* **Exercise**
Each line below needs to be restated word for word.

(Page and application data records)
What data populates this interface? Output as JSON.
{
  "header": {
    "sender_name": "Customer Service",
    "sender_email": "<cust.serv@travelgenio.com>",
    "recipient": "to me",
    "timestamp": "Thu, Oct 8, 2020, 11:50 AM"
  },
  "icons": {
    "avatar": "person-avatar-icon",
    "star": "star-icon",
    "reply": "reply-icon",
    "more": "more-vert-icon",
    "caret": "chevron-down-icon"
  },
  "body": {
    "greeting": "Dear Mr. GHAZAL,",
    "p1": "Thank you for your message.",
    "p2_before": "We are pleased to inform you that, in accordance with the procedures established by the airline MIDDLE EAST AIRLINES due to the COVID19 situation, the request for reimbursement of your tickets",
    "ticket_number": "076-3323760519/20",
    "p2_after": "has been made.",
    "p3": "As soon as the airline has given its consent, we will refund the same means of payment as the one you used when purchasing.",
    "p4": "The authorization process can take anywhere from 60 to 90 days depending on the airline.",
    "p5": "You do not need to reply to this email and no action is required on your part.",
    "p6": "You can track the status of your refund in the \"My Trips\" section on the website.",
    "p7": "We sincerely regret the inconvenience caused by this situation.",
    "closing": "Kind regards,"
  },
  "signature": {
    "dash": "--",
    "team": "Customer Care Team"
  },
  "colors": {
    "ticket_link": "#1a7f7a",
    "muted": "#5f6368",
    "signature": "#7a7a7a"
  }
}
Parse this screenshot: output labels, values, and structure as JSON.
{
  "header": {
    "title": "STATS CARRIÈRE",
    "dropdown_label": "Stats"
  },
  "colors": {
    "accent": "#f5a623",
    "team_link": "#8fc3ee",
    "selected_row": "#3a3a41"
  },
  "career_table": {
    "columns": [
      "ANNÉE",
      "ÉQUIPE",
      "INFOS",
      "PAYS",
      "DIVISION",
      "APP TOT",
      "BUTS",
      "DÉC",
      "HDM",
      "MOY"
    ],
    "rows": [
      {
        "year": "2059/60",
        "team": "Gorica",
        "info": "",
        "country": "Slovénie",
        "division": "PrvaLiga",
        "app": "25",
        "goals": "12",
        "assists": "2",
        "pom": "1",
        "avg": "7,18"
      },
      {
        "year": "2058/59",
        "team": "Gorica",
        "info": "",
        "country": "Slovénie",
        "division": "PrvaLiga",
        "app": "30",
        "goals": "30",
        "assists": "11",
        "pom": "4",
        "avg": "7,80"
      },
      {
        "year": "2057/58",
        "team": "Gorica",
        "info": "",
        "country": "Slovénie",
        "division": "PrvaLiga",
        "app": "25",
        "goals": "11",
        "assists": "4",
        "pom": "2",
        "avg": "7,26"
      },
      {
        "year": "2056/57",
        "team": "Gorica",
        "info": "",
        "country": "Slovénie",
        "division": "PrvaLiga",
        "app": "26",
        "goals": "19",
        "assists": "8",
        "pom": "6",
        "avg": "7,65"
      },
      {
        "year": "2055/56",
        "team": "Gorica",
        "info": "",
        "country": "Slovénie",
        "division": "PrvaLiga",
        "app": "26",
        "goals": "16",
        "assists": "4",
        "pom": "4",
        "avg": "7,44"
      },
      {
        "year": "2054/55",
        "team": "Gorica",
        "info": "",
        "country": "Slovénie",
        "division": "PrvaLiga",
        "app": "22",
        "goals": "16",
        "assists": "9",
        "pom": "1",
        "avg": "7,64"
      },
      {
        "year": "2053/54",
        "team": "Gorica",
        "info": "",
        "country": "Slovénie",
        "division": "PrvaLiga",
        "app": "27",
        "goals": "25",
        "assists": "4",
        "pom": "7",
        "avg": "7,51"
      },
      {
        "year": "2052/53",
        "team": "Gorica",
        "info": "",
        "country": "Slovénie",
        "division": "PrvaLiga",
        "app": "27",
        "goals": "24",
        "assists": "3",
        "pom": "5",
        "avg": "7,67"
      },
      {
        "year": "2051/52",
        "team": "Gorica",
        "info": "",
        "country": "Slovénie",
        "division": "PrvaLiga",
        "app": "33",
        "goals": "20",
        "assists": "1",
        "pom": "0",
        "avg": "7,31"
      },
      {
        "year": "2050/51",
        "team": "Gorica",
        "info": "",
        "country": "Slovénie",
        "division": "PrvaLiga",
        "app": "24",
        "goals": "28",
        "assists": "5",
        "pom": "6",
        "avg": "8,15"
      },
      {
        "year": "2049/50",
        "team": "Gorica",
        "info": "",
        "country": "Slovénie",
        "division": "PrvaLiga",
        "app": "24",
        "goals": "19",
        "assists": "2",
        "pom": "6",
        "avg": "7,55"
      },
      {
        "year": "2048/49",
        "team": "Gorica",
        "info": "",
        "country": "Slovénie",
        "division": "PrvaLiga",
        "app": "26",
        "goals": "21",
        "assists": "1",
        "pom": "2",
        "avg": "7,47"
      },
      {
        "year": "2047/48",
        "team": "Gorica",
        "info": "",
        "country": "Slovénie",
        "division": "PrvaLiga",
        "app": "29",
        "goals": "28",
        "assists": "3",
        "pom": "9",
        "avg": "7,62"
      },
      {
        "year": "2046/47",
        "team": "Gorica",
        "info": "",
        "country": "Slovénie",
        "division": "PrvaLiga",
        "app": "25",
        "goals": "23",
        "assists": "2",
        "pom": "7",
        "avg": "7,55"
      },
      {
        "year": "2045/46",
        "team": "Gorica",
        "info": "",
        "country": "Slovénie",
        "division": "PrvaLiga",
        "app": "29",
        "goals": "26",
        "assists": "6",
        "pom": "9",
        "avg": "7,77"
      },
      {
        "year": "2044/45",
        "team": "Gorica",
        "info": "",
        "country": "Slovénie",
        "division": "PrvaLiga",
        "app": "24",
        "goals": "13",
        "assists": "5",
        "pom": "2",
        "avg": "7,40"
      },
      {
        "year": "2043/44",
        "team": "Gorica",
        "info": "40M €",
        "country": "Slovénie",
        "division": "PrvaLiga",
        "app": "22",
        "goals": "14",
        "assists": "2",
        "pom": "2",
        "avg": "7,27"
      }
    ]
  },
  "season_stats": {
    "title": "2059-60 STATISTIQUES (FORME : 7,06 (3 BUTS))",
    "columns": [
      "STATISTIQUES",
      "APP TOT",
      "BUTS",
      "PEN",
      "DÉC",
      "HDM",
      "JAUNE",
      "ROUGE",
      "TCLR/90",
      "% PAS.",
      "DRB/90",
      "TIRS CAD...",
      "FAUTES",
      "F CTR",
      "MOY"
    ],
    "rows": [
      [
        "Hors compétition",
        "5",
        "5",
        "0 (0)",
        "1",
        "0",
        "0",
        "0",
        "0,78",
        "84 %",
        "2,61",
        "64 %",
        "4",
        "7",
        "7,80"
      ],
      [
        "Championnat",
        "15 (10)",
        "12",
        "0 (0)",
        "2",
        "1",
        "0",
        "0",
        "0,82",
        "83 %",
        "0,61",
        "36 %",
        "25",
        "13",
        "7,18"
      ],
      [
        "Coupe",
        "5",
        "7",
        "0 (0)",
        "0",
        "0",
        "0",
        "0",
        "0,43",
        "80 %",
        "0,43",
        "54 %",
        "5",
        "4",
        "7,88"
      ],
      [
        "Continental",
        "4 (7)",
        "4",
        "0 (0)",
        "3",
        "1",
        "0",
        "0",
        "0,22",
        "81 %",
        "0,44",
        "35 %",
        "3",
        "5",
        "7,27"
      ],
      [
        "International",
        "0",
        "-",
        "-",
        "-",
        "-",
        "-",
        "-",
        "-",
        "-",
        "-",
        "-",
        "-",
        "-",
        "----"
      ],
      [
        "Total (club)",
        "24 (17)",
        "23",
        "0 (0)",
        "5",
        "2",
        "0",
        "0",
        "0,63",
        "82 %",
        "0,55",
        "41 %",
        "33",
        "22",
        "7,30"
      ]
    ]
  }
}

* **Solution**
What data populates this interface? Output as JSON.
{
  "header": {
    "sender_name": "Customer Service",
    "sender_email": "<cust.serv@travelgenio.com>",
    "recipient": "to me",
    "timestamp": "Thu, Oct 8, 2020, 11:50 AM"
  },
  "icons": {
    "avatar": "person-avatar-icon",
    "star": "star-icon",
    "reply": "reply-icon",
    "more": "more-vert-icon",
    "caret": "chevron-down-icon"
  },
  "body": {
    "greeting": "Dear Mr. GHAZAL,",
    "p1": "Thank you for your message.",
    "p2_before": "We are pleased to inform you that, in accordance with the procedures established by the airline MIDDLE EAST AIRLINES due to the COVID19 situation, the request for reimbursement of your tickets",
    "ticket_number": "076-3323760519/20",
    "p2_after": "has been made.",
    "p3": "As soon as the airline has given its consent, we will refund the same means of payment as the one you used when purchasing.",
    "p4": "The authorization process can take anywhere from 60 to 90 days depending on the airline.",
    "p5": "You do not need to reply to this email and no action is required on your part.",
    "p6": "You can track the status of your refund in the \"My Trips\" section on the website.",
    "p7": "We sincerely regret the inconvenience caused by this situation.",
    "closing": "Kind regards,"
  },
  "signature": {
    "dash": "--",
    "team": "Customer Care Team"
  },
  "colors": {
    "ticket_link": "#1a7f7a",
    "muted": "#5f6368",
    "signature": "#7a7a7a"
  }
}
Parse this screenshot: output labels, values, and structure as JSON.
{
  "header": {
    "title": "STATS CARRIÈRE",
    "dropdown_label": "Stats"
  },
  "colors": {
    "accent": "#f5a623",
    "team_link": "#8fc3ee",
    "selected_row": "#3a3a41"
  },
  "career_table": {
    "columns": [
      "ANNÉE",
      "ÉQUIPE",
      "INFOS",
      "PAYS",
      "DIVISION",
      "APP TOT",
      "BUTS",
      "DÉC",
      "HDM",
      "MOY"
    ],
    "rows": [
      {
        "year": "2059/60",
        "team": "Gorica",
        "info": "",
        "country": "Slovénie",
        "division": "PrvaLiga",
        "app": "25",
        "goals": "12",
        "assists": "2",
        "pom": "1",
        "avg": "7,18"
      },
      {
        "year": "2058/59",
        "team": "Gorica",
        "info": "",
        "country": "Slovénie",
        "division": "PrvaLiga",
        "app": "30",
        "goals": "30",
        "assists": "11",
        "pom": "4",
        "avg": "7,80"
      },
      {
        "year": "2057/58",
        "team": "Gorica",
        "info": "",
        "country": "Slovénie",
        "division": "PrvaLiga",
        "app": "25",
        "goals": "11",
        "assists": "4",
        "pom": "2",
        "avg": "7,26"
      },
      {
        "year": "2056/57",
        "team": "Gorica",
        "info": "",
        "country": "Slovénie",
        "division": "PrvaLiga",
        "app": "26",
        "goals": "19",
        "assists": "8",
        "pom": "6",
        "avg": "7,65"
      },
      {
        "year": "2055/56",
        "team": "Gorica",
        "info": "",
        "country": "Slovénie",
        "division": "PrvaLiga",
        "app": "26",
        "goals": "16",
        "assists": "4",
        "pom": "4",
        "avg": "7,44"
      },
      {
        "year": "2054/55",
        "team": "Gorica",
        "info": "",
        "country": "Slovénie",
        "division": "PrvaLiga",
        "app": "22",
        "goals": "16",
        "assists": "9",
        "pom": "1",
        "avg": "7,64"
      },
      {
        "year": "2053/54",
        "team": "Gorica",
        "info": "",
        "country": "Slovénie",
        "division": "PrvaLiga",
        "app": "27",
        "goals": "25",
        "assists": "4",
        "pom": "7",
        "avg": "7,51"
      },
      {
        "year": "2052/53",
        "team": "Gorica",
        "info": "",
        "country": "Slovénie",
        "division": "PrvaLiga",
        "app": "27",
        "goals": "24",
        "assists": "3",
        "pom": "5",
        "avg": "7,67"
      },
      {
        "year": "2051/52",
        "team": "Gorica",
        "info": "",
        "country": "Slovénie",
        "division": "PrvaLiga",
        "app": "33",
        "goals": "20",
        "assists": "1",
        "pom": "0",
        "avg": "7,31"
      },
      {
        "year": "2050/51",
        "team": "Gorica",
        "info": "",
        "country": "Slovénie",
        "division": "PrvaLiga",
        "app": "24",
        "goals": "28",
        "assists": "5",
        "pom": "6",
        "avg": "8,15"
      },
      {
        "year": "2049/50",
        "team": "Gorica",
        "info": "",
        "country": "Slovénie",
        "division": "PrvaLiga",
        "app": "24",
        "goals": "19",
        "assists": "2",
        "pom": "6",
        "avg": "7,55"
      },
      {
        "year": "2048/49",
        "team": "Gorica",
        "info": "",
        "country": "Slovénie",
        "division": "PrvaLiga",
        "app": "26",
        "goals": "21",
        "assists": "1",
        "pom": "2",
        "avg": "7,47"
      },
      {
        "year": "2047/48",
        "team": "Gorica",
        "info": "",
        "country": "Slovénie",
        "division": "PrvaLiga",
        "app": "29",
        "goals": "28",
        "assists": "3",
        "pom": "9",
        "avg": "7,62"
      },
      {
        "year": "2046/47",
        "team": "Gorica",
        "info": "",
        "country": "Slovénie",
        "division": "PrvaLiga",
        "app": "25",
        "goals": "23",
        "assists": "2",
        "pom": "7",
        "avg": "7,55"
      },
      {
        "year": "2045/46",
        "team": "Gorica",
        "info": "",
        "country": "Slovénie",
        "division": "PrvaLiga",
        "app": "29",
        "goals": "26",
        "assists": "6",
        "pom": "9",
        "avg": "7,77"
      },
      {
        "year": "2044/45",
        "team": "Gorica",
        "info": "",
        "country": "Slovénie",
        "division": "PrvaLiga",
        "app": "24",
        "goals": "13",
        "assists": "5",
        "pom": "2",
        "avg": "7,40"
      },
      {
        "year": "2043/44",
        "team": "Gorica",
        "info": "40M €",
        "country": "Slovénie",
        "division": "PrvaLiga",
        "app": "22",
        "goals": "14",
        "assists": "2",
        "pom": "2",
        "avg": "7,27"
      }
    ]
  },
  "season_stats": {
    "title": "2059-60 STATISTIQUES (FORME : 7,06 (3 BUTS))",
    "columns": [
      "STATISTIQUES",
      "APP TOT",
      "BUTS",
      "PEN",
      "DÉC",
      "HDM",
      "JAUNE",
      "ROUGE",
      "TCLR/90",
      "% PAS.",
      "DRB/90",
      "TIRS CAD...",
      "FAUTES",
      "F CTR",
      "MOY"
    ],
    "rows": [
      [
        "Hors compétition",
        "5",
        "5",
        "0 (0)",
        "1",
        "0",
        "0",
        "0",
        "0,78",
        "84 %",
        "2,61",
        "64 %",
        "4",
        "7",
        "7,80"
      ],
      [
        "Championnat",
        "15 (10)",
        "12",
        "0 (0)",
        "2",
        "1",
        "0",
        "0",
        "0,82",
        "83 %",
        "0,61",
        "36 %",
        "25",
        "13",
        "7,18"
      ],
      [
        "Coupe",
        "5",
        "7",
        "0 (0)",
        "0",
        "0",
        "0",
        "0",
        "0,43",
        "80 %",
        "0,43",
        "54 %",
        "5",
        "4",
        "7,88"
      ],
      [
        "Continental",
        "4 (7)",
        "4",
        "0 (0)",
        "3",
        "1",
        "0",
        "0",
        "0,22",
        "81 %",
        "0,44",
        "35 %",
        "3",
        "5",
        "7,27"
      ],
      [
        "International",
        "0",
        "-",
        "-",
        "-",
        "-",
        "-",
        "-",
        "-",
        "-",
        "-",
        "-",
        "-",
        "-",
        "----"
      ],
      [
        "Total (club)",
        "24 (17)",
        "23",
        "0 (0)",
        "5",
        "2",
        "0",
        "0",
        "0,63",
        "82 %",
        "0,55",
        "41 %",
        "33",
        "22",
        "7,30"
      ]
    ]
  }
}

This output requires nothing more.